*** Opening Source records ***

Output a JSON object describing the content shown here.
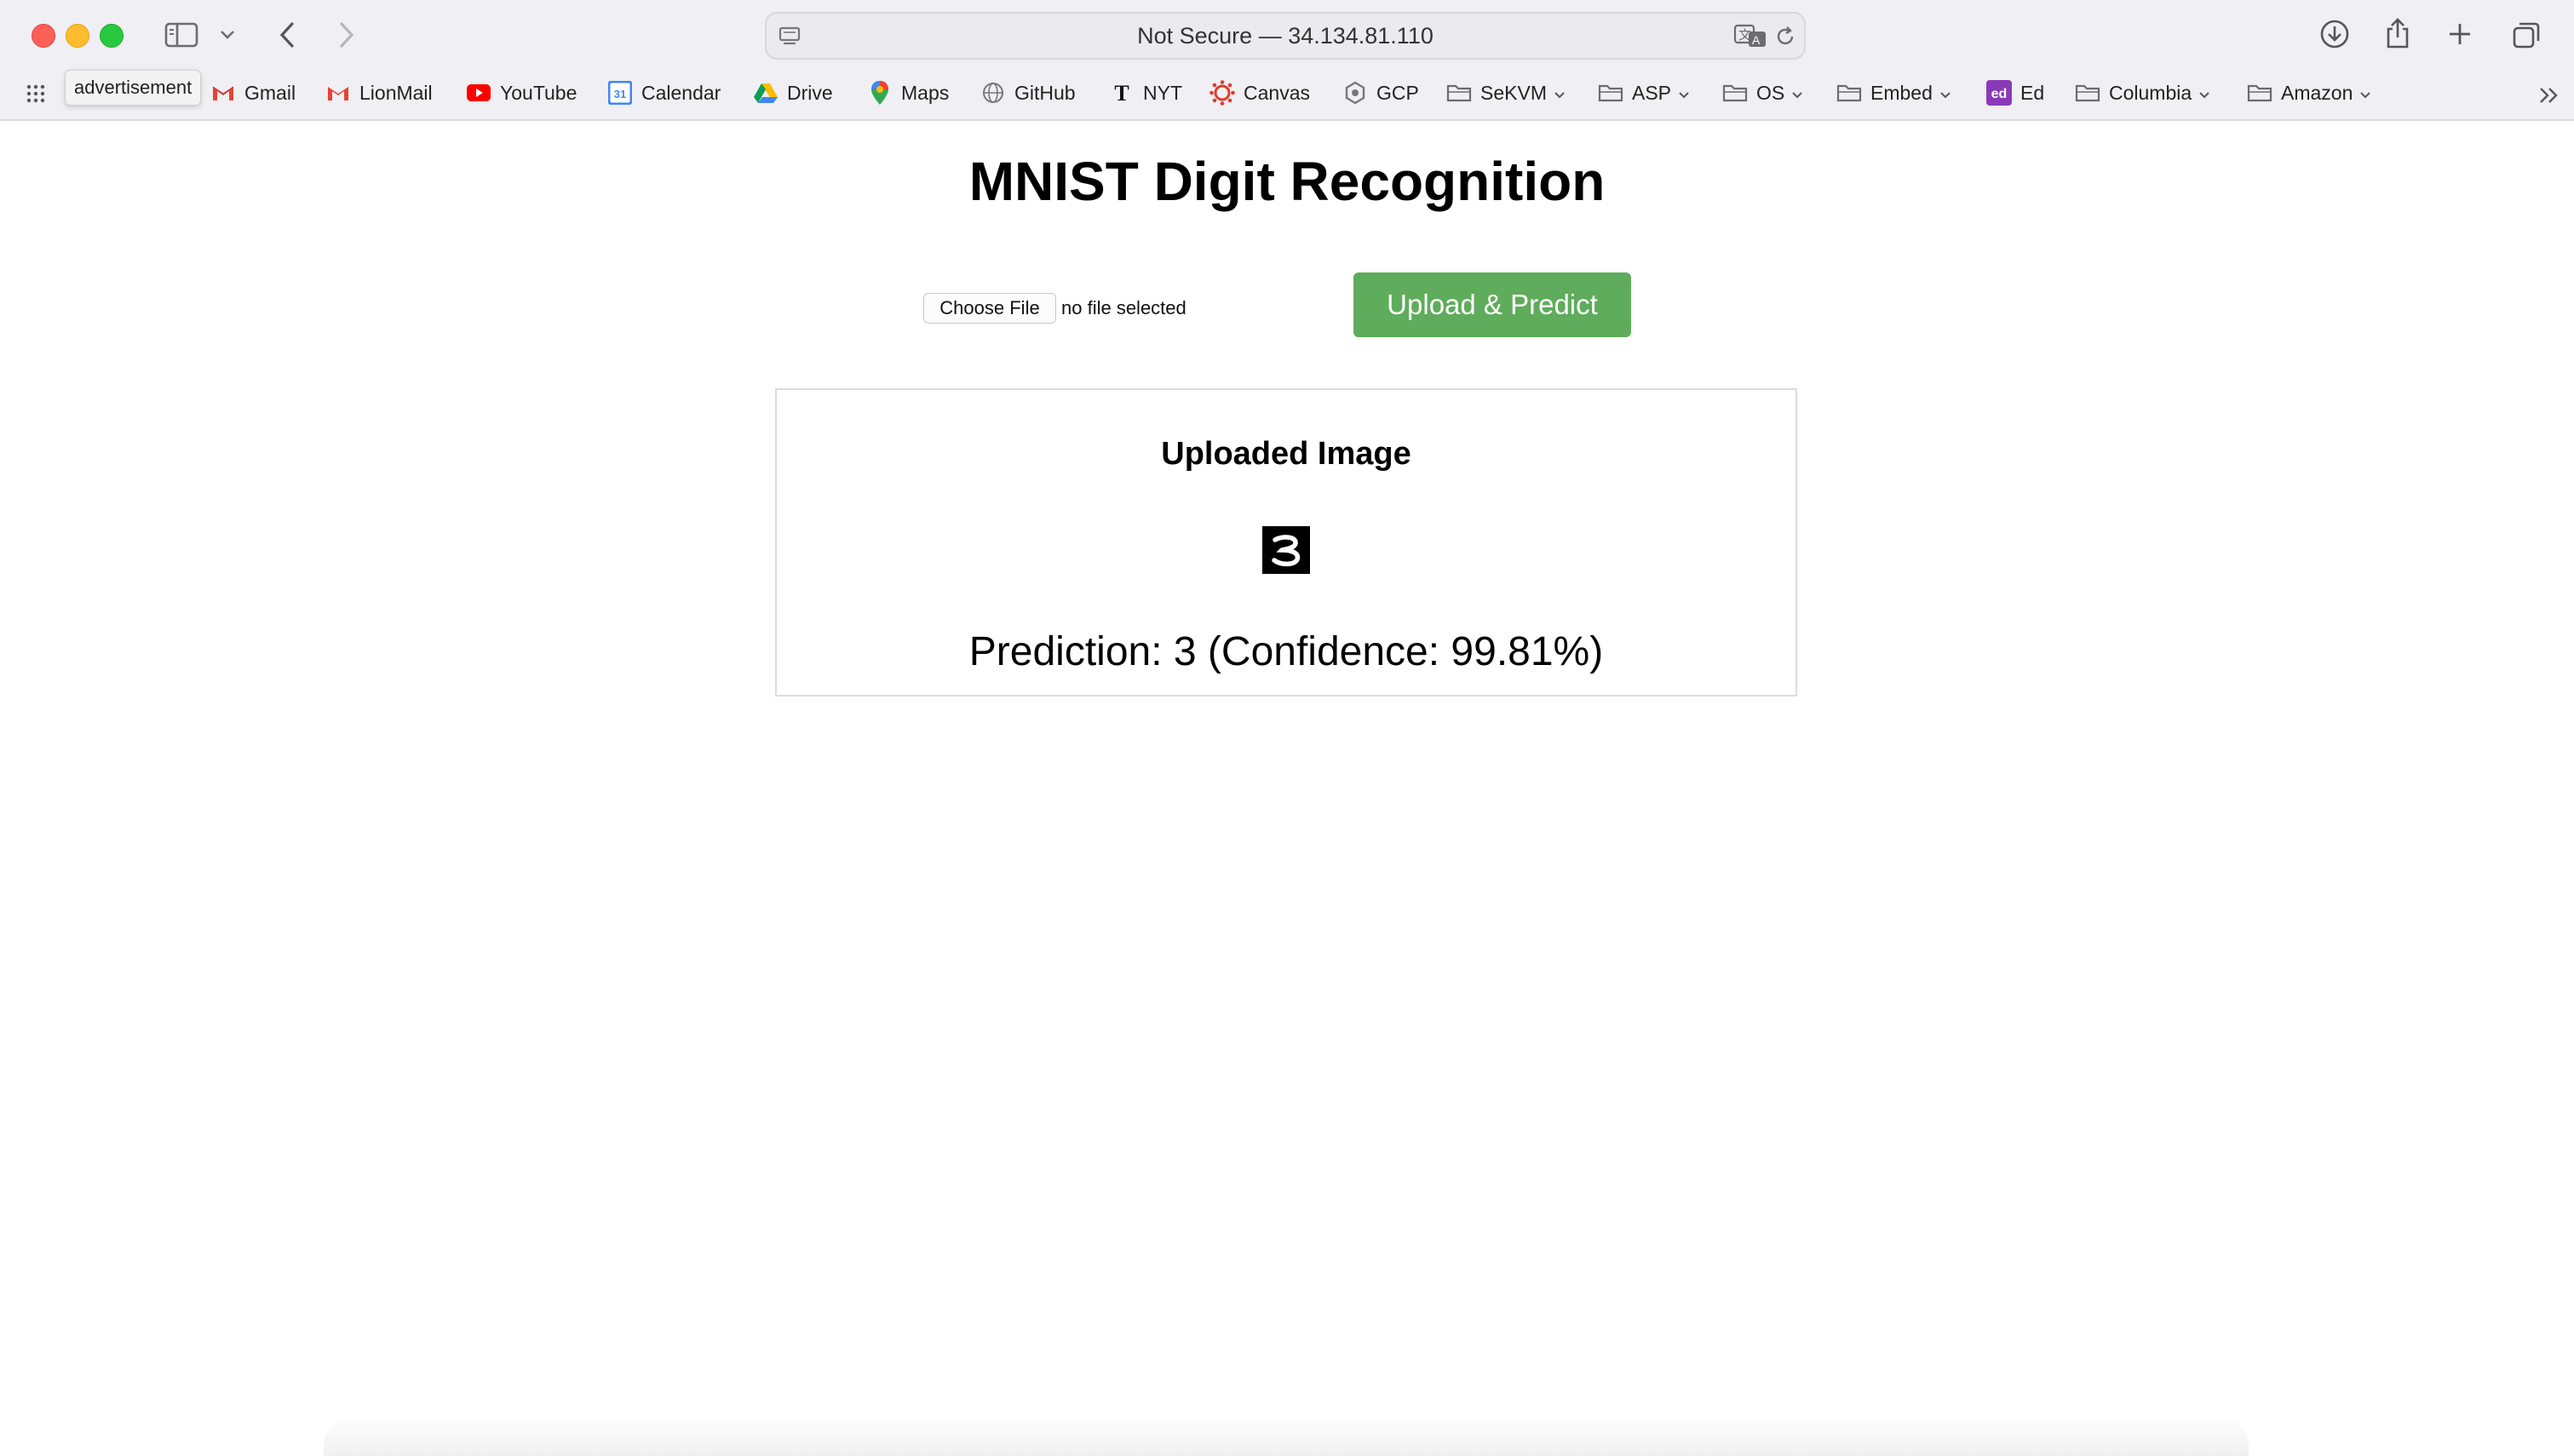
{
  "browser": {
    "url_display": "Not Secure — 34.134.81.110",
    "tooltip": "advertisement",
    "bookmarks": [
      {
        "label": "Gmail",
        "icon": "gmail-icon"
      },
      {
        "label": "LionMail",
        "icon": "gmail-icon"
      },
      {
        "label": "YouTube",
        "icon": "youtube-icon"
      },
      {
        "label": "Calendar",
        "icon": "calendar-icon",
        "icon_text": "31"
      },
      {
        "label": "Drive",
        "icon": "drive-icon"
      },
      {
        "label": "Maps",
        "icon": "maps-icon"
      },
      {
        "label": "GitHub",
        "icon": "globe-icon"
      },
      {
        "label": "NYT",
        "icon": "nyt-icon",
        "icon_text": "T"
      },
      {
        "label": "Canvas",
        "icon": "canvas-icon"
      },
      {
        "label": "GCP",
        "icon": "gcp-icon"
      },
      {
        "label": "SeKVM",
        "icon": "folder-icon",
        "folder": true
      },
      {
        "label": "ASP",
        "icon": "folder-icon",
        "folder": true
      },
      {
        "label": "OS",
        "icon": "folder-icon",
        "folder": true
      },
      {
        "label": "Embed",
        "icon": "folder-icon",
        "folder": true
      },
      {
        "label": "Ed",
        "icon": "ed-icon",
        "icon_text": "ed"
      },
      {
        "label": "Columbia",
        "icon": "folder-icon",
        "folder": true
      },
      {
        "label": "Amazon",
        "icon": "folder-icon",
        "folder": true
      }
    ]
  },
  "page": {
    "title": "MNIST Digit Recognition",
    "file_button": "Choose File",
    "file_status": "no file selected",
    "upload_button": "Upload & Predict",
    "result": {
      "heading": "Uploaded Image",
      "digit_image_text": "3",
      "prediction": "Prediction: 3 (Confidence: 99.81%)"
    }
  },
  "colors": {
    "upload_button": "#5fac5c",
    "chrome_bg": "#f0eff3"
  }
}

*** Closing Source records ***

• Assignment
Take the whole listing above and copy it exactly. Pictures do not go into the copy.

• Answer
Output a JSON object describing the content shown here.
{
  "browser": {
    "url_display": "Not Secure — 34.134.81.110",
    "tooltip": "advertisement",
    "bookmarks": [
      {
        "label": "Gmail",
        "icon": "gmail-icon"
      },
      {
        "label": "LionMail",
        "icon": "gmail-icon"
      },
      {
        "label": "YouTube",
        "icon": "youtube-icon"
      },
      {
        "label": "Calendar",
        "icon": "calendar-icon",
        "icon_text": "31"
      },
      {
        "label": "Drive",
        "icon": "drive-icon"
      },
      {
        "label": "Maps",
        "icon": "maps-icon"
      },
      {
        "label": "GitHub",
        "icon": "globe-icon"
      },
      {
        "label": "NYT",
        "icon": "nyt-icon",
        "icon_text": "T"
      },
      {
        "label": "Canvas",
        "icon": "canvas-icon"
      },
      {
        "label": "GCP",
        "icon": "gcp-icon"
      },
      {
        "label": "SeKVM",
        "icon": "folder-icon",
        "folder": true
      },
      {
        "label": "ASP",
        "icon": "folder-icon",
        "folder": true
      },
      {
        "label": "OS",
        "icon": "folder-icon",
        "folder": true
      },
      {
        "label": "Embed",
        "icon": "folder-icon",
        "folder": true
      },
      {
        "label": "Ed",
        "icon": "ed-icon",
        "icon_text": "ed"
      },
      {
        "label": "Columbia",
        "icon": "folder-icon",
        "folder": true
      },
      {
        "label": "Amazon",
        "icon": "folder-icon",
        "folder": true
      }
    ]
  },
  "page": {
    "title": "MNIST Digit Recognition",
    "file_button": "Choose File",
    "file_status": "no file selected",
    "upload_button": "Upload & Predict",
    "result": {
      "heading": "Uploaded Image",
      "digit_image_text": "3",
      "prediction": "Prediction: 3 (Confidence: 99.81%)"
    }
  },
  "colors": {
    "upload_button": "#5fac5c",
    "chrome_bg": "#f0eff3"
  }
}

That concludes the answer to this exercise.